- Assignment:
Each line of the data should be duplicated precisely.

- Information supplied:

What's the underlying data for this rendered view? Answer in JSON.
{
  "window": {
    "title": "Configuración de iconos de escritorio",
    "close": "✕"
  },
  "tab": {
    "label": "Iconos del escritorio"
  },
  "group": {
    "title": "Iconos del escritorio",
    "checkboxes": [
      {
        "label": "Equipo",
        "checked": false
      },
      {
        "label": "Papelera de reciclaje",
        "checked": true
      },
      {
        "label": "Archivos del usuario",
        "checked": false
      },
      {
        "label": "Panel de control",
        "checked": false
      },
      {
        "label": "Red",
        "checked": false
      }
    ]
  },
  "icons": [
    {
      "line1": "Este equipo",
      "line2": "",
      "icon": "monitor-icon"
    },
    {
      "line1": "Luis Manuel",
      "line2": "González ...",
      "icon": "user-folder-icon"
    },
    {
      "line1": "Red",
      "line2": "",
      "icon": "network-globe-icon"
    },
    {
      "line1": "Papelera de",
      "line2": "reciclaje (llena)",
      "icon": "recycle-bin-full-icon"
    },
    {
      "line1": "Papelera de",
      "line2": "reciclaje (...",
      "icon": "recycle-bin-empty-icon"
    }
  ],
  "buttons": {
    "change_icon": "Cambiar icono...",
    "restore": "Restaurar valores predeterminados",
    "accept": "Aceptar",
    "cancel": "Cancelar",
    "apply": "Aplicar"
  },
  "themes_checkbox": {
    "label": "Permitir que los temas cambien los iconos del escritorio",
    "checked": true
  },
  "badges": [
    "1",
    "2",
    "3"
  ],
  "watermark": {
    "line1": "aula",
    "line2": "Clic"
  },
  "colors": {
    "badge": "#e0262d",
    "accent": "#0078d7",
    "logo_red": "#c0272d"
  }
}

- Solution for this problem:
What's the underlying data for this rendered view? Answer in JSON.
{
  "window": {
    "title": "Configuración de iconos de escritorio",
    "close": "✕"
  },
  "tab": {
    "label": "Iconos del escritorio"
  },
  "group": {
    "title": "Iconos del escritorio",
    "checkboxes": [
      {
        "label": "Equipo",
        "checked": false
      },
      {
        "label": "Papelera de reciclaje",
        "checked": true
      },
      {
        "label": "Archivos del usuario",
        "checked": false
      },
      {
        "label": "Panel de control",
        "checked": false
      },
      {
        "label": "Red",
        "checked": false
      }
    ]
  },
  "icons": [
    {
      "line1": "Este equipo",
      "line2": "",
      "icon": "monitor-icon"
    },
    {
      "line1": "Luis Manuel",
      "line2": "González ...",
      "icon": "user-folder-icon"
    },
    {
      "line1": "Red",
      "line2": "",
      "icon": "network-globe-icon"
    },
    {
      "line1": "Papelera de",
      "line2": "reciclaje (llena)",
      "icon": "recycle-bin-full-icon"
    },
    {
      "line1": "Papelera de",
      "line2": "reciclaje (...",
      "icon": "recycle-bin-empty-icon"
    }
  ],
  "buttons": {
    "change_icon": "Cambiar icono...",
    "restore": "Restaurar valores predeterminados",
    "accept": "Aceptar",
    "cancel": "Cancelar",
    "apply": "Aplicar"
  },
  "themes_checkbox": {
    "label": "Permitir que los temas cambien los iconos del escritorio",
    "checked": true
  },
  "badges": [
    "1",
    "2",
    "3"
  ],
  "watermark": {
    "line1": "aula",
    "line2": "Clic"
  },
  "colors": {
    "badge": "#e0262d",
    "accent": "#0078d7",
    "logo_red": "#c0272d"
  }
}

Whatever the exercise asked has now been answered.